Two years after her election, any ambitions that Haley had of joining a Mitt Romney administration, which she denied, were quashed last week. Now, talk will start about the 2014 election for the South Carolina Governors Mansion.
Haley is expected to announce next summer that she will run for a second term in 2014 after a legislative session where she hopes to collect victories. Hacked Tax Returns
But her chief issues cutting taxes and trimming government bureaucracy, as well as ethics reform even after facing allegations of using her office for personal gain will be joined by another matter that already is testing her administration.
The theft of up to 4.5 million state tax records by an overseas hacker has upset South Carolinians and raised the ire of lawmakers, who appointed a special committee to investigate the theft last week.
The hacking attack also will form an argument for opponents to use to oppose Haleys re-election in 2014.
This breach cannot be Haleys Benghazi, said S.C. Republican consultant Chip Felkel, referring to the Libyan city where a U.S. ambassador was killed in September, a controversy that threatened President Obamas re-election bid.
To build a successful resume in the legislative session that starts in January and a case for her re-election, Haley will need to be more collaborative with lawmakers, continue to announce more jobs for the state and show leadership in dealing with the hacking attack and other issues, veteran S.C. political observers say.

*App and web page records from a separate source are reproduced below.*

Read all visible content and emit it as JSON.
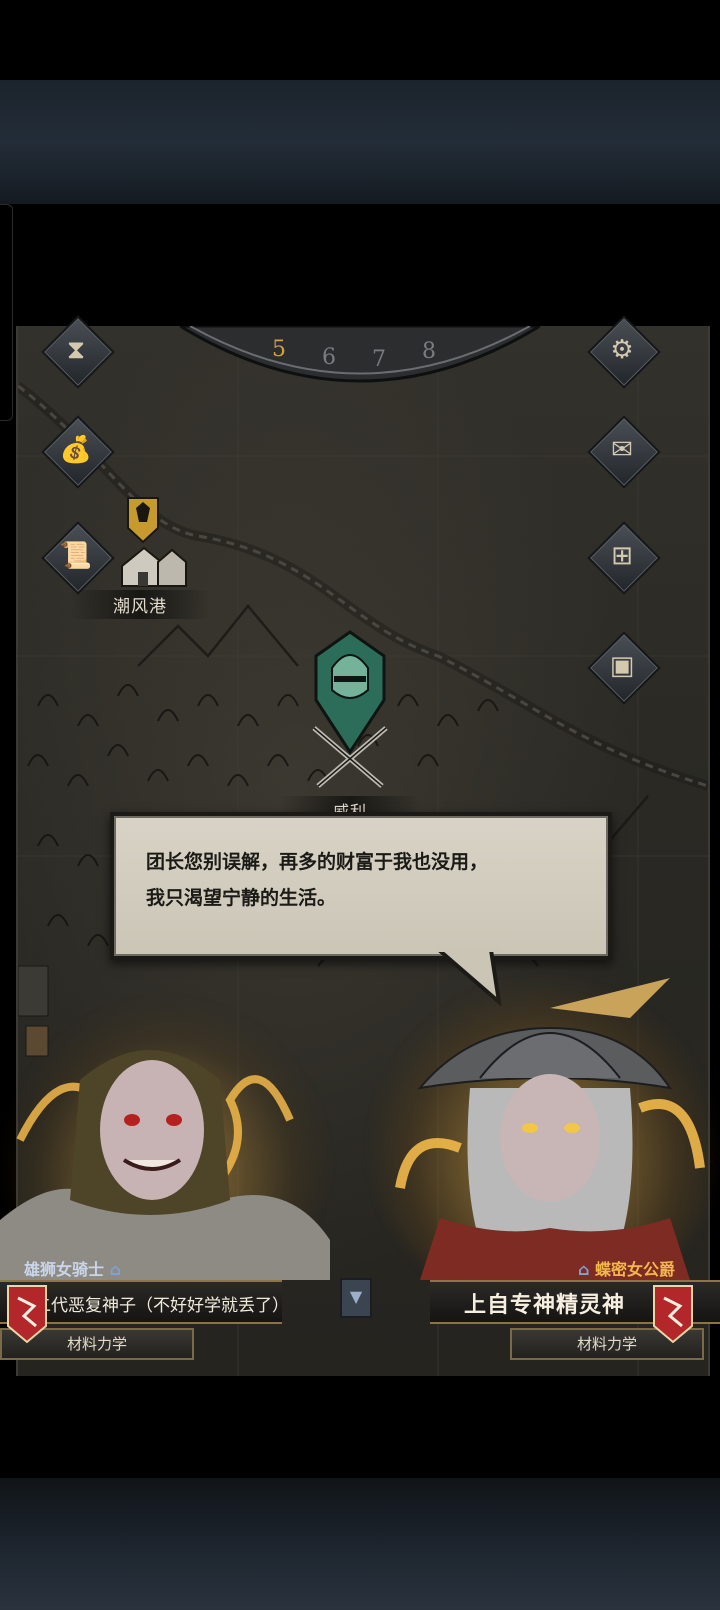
{
  "map": {
    "dial_numbers": [
      "5",
      "6",
      "7",
      "8"
    ],
    "locations": [
      {
        "name": "潮风港"
      },
      {
        "name": "威利"
      }
    ]
  },
  "side_buttons": {
    "left": [
      "hourglass-icon",
      "money-bag-icon",
      "scroll-icon"
    ],
    "right": [
      "gear-icon",
      "mail-icon",
      "board-icon",
      "supplies-icon"
    ]
  },
  "dialog": {
    "line1": "团长您别误解，再多的财富于我也没用，",
    "line2": "我只渴望宁静的生活。"
  },
  "left_character": {
    "rank": "雄狮女骑士",
    "name": "二代恶复神子（不好好学就丢了）",
    "major": "材料力学"
  },
  "right_character": {
    "rank": "蝶密女公爵",
    "name": "上自专神精灵神",
    "major": "材料力学"
  },
  "colors": {
    "accent_gold": "#f2b94a",
    "crest_red": "#b3262a",
    "dialog_paper": "#d0cabb"
  }
}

She is at a crossroads, GOP consultant Richard Quinn said.
Haleys office insists that the governor is not thinking about her re-election. However, in a clear signal that Haley likely will run again, her chief of staff resigned that post a month ago to run her political operation. Still, a spokesman says Haley has not decided whether she will seek a second term.
Thats the furthest thing from the governors mind, Haley spokesman Rob Godfrey said. Her focus is on getting to the bottom of the international hacking case, making sure citizens are as protected as possible and preventing it from happening again.
This is her Katrina, her Sandy
Haley has tried for two weeks to calm fears about the theft of all state tax information dating back to 1998. The hacker used state-approved credentials to access Revenue Department records that include anything on a tax return, including Social Security numbers and bank account information. Much of the data was not encrypted.
The massive data breach is Haleys biggest challenge as governor, Quinn said even more significant than her being cleared of ethics charges last spring that she used her position as a state representative for personal gain.
This is her (Hurricane) Katrina, her Sandy, Quinn said. It could well be that her first term is going to be judged on how well she handles this.
Some political observers have used another hurricane comparison, closer to South Carolina, to describe the stakes for Haley. In 1999, then-Gov. Jim Hodges chose not to use all lanes of Interstate 26 to evacuate the Charleston area ahead of Hurricane Floyd. The resulting traffic tie-up was cited as a reason why the Democrat did not win a second term, losing to Republican Mark Sanford in 2002.